by Monica Mendoza
21st Space Wing Public Affairs staff writer
PETERSON AIR FORCE BASE, Colo. — Col. Stephen Whiting, 21st Space Wing commander, had much to cover in his Nov. 13 commander’s call.
On his mind were the wing’s vision, mission and priorities, Peterson’s base transformation, and Airmen’s attention to personal and base security.
“It’s a terrific organization and the Airmen are dedicated to the mission — they are dedicated to the support activities that we provide to the entire base and the other mission partners that are here, it’s a honor to be associated with them,” he said.
Colonel Whiting unveiled updated wing vision, mission and priorities. The changes to the mission and priorities are not radical, but important, he said. The first priority is for the wing to be mission ready; second, for the wing to provide superior support; third, for the wing to develop and deploy Airmen; and finally, for the wing’s Airmen to emphasize compliance and improvement.
“We are America’s space superiority wing,” he said. “We in the United States will use our space system when and where we need to. We can protect space systems that we have and we can deny space systems that others want to use.”
The 21st SW is unique, Colonel Whiting said. It is the largest wing geographically and organizationally and has a workforce of more than 5,000. Colonel Whiting called Peterson “the mother ship” of the wing’s organization, with its 27 locations in five different countries.
“It’s always a challenge as we have people across the world but it’s nice to talk to folks here at Peterson,” said Colonel Whiting, who is currently at Beale Air Force Base, Calif., to learn more about the 7th Space Warning Squadron, one of the many GSUs belonging to the 21st SW.
“We don’t always see them but we certainly think about them,” he said.
Colonel Whiting said the 21st SW’s mission is to conduct precise and disciplined missile warning, missile defense and space control operations; professionally operate, support and protect its installations while teaming with mission partners; and develop, deploy and care for Warrior Airmen who defend America and its Allies. That means security is of the utmost importance, he said.

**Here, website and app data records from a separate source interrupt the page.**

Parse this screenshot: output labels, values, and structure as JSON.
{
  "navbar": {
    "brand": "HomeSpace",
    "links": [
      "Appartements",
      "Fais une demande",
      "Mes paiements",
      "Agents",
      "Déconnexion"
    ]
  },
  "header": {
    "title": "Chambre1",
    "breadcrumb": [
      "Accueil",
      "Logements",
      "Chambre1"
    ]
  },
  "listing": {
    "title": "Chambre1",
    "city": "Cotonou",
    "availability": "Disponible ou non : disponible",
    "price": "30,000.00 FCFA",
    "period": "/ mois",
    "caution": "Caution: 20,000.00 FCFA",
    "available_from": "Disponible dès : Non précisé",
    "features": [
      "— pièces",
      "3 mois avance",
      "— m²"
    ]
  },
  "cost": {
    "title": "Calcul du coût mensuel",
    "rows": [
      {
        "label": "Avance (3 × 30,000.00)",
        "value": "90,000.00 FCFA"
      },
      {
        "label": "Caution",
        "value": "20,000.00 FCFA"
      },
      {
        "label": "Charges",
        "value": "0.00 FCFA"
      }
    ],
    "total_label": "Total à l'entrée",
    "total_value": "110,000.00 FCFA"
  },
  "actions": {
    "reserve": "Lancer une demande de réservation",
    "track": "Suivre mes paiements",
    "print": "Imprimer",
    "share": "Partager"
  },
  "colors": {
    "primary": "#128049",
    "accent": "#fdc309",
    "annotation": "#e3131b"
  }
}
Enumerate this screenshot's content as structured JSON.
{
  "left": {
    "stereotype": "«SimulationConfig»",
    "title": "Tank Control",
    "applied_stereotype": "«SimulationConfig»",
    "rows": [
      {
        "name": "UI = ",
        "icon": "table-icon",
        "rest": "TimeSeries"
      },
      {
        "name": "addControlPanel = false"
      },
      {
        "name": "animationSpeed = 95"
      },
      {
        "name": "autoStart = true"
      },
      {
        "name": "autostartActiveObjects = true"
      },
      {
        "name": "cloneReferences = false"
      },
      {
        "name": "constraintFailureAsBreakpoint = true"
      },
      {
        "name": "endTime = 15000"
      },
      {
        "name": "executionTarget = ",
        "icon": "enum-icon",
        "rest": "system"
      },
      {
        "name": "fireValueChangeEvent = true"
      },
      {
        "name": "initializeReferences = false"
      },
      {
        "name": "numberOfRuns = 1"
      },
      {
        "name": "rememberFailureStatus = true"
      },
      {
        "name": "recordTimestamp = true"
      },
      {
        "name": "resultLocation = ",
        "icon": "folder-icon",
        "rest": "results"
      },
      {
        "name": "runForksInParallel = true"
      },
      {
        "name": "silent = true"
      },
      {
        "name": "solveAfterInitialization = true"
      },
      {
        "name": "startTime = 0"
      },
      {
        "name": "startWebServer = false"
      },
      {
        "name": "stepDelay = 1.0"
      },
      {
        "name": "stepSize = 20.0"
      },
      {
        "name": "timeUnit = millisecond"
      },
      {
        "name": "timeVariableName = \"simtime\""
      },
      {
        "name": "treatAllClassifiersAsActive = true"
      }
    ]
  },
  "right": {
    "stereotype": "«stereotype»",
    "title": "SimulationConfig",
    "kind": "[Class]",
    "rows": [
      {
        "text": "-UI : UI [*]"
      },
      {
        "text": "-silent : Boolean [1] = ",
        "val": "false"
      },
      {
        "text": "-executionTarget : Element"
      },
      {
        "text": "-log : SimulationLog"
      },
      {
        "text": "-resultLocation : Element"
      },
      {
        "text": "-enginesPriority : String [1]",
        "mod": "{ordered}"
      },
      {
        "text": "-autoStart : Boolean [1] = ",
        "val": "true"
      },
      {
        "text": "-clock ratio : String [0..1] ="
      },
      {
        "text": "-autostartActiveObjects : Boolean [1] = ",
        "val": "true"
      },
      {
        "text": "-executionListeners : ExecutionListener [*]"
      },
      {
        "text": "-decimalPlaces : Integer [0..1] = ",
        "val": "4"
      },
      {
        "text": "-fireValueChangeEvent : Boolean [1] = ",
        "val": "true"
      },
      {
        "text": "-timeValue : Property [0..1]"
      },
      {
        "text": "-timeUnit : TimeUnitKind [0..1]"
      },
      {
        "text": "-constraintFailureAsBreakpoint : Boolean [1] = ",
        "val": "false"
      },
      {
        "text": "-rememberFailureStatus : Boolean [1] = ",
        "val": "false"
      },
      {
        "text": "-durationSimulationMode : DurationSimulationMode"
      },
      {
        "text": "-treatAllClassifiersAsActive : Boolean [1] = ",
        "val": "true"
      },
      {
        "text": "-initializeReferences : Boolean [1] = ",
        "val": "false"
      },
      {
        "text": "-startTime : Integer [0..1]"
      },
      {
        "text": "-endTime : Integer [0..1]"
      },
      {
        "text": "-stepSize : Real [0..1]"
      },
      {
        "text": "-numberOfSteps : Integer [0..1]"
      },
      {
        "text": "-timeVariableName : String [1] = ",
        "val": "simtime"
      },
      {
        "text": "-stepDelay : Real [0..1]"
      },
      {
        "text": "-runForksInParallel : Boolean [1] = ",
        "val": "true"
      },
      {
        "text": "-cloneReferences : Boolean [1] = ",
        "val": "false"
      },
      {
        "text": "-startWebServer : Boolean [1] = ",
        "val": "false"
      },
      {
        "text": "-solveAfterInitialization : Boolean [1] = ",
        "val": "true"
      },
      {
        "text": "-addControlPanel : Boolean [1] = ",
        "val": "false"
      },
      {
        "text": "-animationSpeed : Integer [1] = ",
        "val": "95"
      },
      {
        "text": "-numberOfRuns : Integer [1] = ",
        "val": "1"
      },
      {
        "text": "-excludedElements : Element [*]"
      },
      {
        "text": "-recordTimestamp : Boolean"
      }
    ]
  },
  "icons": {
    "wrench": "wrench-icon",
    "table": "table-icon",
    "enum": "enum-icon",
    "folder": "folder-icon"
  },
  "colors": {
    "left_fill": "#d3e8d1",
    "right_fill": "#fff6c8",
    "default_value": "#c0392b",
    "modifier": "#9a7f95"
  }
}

He is concerned about the increase in the number of times that classified information has been sent out through e-mail. This leak of information is called a classified message incident and so far in 2009, there have been 12 CMIs within the wing — that is two more than in 2007 and 2008 combined.
Colonel Whiting said everyone has to be on guard in cyberspace. When a person puts their CAC card in and logs on, they are entering a battlefield, he said.
“Let’s stop and minimize the number of CMI incidents, the trend is going in the wrong direction,” Colonel Whiting said. “We are wasting dollars, we are wasting time and we are wasting resources.”
When classified information gets out in the text of an e-mail or by posting on a shared drive, computers have to be wiped clean and computer technicians spend hours working on a single incident. Each CMI costs about $25,000 to clean up and an average of 12 people do not have access to their computer for 84 hours during that time. So far in 2009, CMIs for the 21st SW and all of Peterson’s mission partners have cost $1.5 million, said 1st Lt. Mark Manglicmot, 21st Communications Squadron operational flight commander.
“It is equivalent to losing two people out of your unit for an entire year,” Lieutenant Manglicmot said.
This year, the Air Force celebrates the Year of the Air Force Family. There are a number of programs on Peterson AFB to help families, Colonel Whiting said. This month, for example, Tierra Vista Communities, the housing community on base, announced that it has opened 92 homes. By mid-December, there will be 24 additional houses opened.
“The base community is developing in a way that will make everyone want to live on base in the future,” Colonel Whiting said.
The Year of the Air Force Family is an opportunity to review existing family programs and fill in gaps, if needed, Colonel Whiting said.
“When I say family, I’m not excluding single Airmen,” Colonel Whiting said.
He encourages Airmen to look closely at the programs offered by the Airman and Family Readiness Center, to look at policy and programs, and to give an honest critique with the goal of filling in gaps.
Finally, the commander hit a personal safety message and told Airmen of his new pet peeve: distracted drivers.
“I drive up and down Powers Boulevard and see folks texting away while they drive,” he said.
A new Colorado law takes effect Dec. 1 that makes it illegal to text while operating a motor vehicle. Violations will be considered a Class A traffic infraction, punishable by a fine of $50 for a first offense and $100 on a second offense.
He asked Airmen to stop sending and reading text messages while they drive; set the GPS before they start driving; and choose a station on the multi-station satellite radio before leaving the parking lot.
“Science tells us now that (distractions) are worse than drinking and driving, you have got to be disciplined, you and your family, about those distractions in your car.”